- **What you should do**: Below are the records. Gather each line that holds "whether".

- **Input data**:

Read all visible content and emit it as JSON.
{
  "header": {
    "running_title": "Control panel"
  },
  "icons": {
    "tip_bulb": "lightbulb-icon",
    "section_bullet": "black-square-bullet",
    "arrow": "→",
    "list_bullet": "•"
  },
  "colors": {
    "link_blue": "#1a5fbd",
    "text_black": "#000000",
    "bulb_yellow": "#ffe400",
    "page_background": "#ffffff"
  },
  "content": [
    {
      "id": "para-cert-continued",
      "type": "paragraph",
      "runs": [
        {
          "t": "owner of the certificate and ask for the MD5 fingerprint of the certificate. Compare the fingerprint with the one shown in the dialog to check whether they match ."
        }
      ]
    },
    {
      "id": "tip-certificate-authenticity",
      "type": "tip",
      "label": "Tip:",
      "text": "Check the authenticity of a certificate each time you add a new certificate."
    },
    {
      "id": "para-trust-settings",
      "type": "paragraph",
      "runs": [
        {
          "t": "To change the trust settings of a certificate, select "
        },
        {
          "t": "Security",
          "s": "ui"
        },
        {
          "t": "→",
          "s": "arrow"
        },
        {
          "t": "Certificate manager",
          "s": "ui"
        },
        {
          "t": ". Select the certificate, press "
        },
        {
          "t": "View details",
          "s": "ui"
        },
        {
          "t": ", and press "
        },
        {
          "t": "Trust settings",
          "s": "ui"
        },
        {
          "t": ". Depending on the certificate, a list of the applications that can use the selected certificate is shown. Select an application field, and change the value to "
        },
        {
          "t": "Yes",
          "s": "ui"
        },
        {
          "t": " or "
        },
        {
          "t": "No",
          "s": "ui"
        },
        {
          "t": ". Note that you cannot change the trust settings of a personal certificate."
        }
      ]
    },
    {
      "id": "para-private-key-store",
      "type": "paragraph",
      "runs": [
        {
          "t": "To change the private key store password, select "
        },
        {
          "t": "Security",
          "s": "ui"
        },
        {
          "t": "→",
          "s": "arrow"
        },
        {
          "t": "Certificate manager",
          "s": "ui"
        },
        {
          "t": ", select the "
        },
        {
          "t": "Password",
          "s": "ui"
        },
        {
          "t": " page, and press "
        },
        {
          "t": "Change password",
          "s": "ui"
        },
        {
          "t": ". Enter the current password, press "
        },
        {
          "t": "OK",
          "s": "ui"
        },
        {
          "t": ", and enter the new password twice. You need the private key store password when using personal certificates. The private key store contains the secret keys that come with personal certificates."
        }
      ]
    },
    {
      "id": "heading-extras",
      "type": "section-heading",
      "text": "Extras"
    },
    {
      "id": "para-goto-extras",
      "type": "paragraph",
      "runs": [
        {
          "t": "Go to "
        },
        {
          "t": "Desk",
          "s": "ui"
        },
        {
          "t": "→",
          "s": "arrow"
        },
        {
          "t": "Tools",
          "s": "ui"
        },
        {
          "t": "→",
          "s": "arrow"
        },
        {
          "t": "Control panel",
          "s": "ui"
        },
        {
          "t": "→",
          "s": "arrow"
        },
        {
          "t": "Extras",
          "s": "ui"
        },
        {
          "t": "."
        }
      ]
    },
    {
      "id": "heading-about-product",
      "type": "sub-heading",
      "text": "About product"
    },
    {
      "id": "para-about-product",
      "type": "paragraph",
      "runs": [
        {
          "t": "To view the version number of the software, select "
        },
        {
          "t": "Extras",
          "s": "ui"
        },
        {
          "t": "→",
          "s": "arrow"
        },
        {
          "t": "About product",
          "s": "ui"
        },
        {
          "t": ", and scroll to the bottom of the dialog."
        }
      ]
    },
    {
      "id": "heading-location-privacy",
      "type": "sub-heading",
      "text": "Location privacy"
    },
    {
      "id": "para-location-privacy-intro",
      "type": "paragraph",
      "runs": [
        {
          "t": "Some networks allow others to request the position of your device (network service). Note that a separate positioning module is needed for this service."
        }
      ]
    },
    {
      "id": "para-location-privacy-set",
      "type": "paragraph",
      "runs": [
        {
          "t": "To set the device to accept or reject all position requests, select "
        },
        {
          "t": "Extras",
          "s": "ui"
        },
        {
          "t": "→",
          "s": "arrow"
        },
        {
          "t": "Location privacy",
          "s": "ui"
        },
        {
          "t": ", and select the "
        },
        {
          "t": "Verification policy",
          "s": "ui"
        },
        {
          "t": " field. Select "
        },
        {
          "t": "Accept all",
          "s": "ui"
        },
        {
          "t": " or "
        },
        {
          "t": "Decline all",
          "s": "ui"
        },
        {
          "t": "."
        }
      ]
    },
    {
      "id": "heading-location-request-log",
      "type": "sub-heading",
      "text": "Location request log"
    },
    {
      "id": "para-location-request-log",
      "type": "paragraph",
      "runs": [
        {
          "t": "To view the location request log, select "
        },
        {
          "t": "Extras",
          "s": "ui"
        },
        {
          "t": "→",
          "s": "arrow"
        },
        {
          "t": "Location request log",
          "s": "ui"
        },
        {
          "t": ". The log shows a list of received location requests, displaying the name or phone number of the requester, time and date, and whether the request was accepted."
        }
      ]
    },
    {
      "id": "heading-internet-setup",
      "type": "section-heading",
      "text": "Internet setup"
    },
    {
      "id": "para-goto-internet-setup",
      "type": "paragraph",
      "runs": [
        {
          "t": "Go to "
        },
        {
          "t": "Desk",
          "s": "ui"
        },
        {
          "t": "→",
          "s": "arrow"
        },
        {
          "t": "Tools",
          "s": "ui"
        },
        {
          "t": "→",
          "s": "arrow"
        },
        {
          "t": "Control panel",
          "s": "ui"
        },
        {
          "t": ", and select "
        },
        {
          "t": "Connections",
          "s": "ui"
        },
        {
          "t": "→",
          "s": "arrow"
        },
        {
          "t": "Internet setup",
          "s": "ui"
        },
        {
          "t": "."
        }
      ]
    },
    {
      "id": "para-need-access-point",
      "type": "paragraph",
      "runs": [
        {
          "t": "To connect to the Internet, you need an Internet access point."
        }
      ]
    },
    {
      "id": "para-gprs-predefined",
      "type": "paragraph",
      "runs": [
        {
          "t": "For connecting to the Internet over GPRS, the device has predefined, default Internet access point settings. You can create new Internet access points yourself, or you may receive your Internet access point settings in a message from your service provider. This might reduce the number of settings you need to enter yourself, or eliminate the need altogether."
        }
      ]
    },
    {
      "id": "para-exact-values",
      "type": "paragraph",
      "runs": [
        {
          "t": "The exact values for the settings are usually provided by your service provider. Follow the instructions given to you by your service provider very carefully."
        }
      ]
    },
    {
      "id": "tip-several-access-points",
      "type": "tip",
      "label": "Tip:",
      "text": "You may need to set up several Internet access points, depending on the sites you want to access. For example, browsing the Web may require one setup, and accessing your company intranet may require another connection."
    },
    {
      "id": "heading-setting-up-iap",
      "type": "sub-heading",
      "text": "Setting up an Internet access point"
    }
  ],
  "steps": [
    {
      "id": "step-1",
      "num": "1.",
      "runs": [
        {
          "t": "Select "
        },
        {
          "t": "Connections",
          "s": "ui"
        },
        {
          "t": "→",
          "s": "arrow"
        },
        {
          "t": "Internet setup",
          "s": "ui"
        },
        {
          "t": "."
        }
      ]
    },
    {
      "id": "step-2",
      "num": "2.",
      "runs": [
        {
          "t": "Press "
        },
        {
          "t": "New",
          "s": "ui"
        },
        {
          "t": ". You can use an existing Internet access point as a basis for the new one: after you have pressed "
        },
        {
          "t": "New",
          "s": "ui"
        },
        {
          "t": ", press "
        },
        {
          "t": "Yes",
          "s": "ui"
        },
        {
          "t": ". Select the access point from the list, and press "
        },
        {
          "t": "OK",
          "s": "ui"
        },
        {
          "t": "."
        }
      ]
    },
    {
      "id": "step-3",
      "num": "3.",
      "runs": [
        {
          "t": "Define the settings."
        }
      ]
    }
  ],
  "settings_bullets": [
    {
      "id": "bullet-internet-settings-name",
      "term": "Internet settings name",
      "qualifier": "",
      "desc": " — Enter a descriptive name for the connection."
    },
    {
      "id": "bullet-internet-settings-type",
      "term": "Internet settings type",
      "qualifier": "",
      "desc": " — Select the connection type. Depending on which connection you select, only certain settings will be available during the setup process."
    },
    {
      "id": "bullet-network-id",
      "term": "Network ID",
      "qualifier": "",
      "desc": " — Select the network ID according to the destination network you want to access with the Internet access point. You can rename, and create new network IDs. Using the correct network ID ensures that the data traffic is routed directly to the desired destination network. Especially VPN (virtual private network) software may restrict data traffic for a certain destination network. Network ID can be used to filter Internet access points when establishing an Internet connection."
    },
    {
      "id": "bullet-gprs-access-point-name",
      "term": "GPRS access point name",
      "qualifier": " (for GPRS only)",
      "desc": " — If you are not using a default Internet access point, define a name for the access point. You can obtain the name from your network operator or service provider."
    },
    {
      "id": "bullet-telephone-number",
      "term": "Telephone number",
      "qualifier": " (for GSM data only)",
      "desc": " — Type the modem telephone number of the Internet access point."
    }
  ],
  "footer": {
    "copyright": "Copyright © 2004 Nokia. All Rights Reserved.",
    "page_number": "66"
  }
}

- **Response to this exercise**:
          "t": "owner of the certificate and ask for the MD5 fingerprint of the certificate. Compare the fingerprint with the one shown in the dialog to check whether they match ."
          "t": ". The log shows a list of received location requests, displaying the name or phone number of the requester, time and date, and whether the request was accepted."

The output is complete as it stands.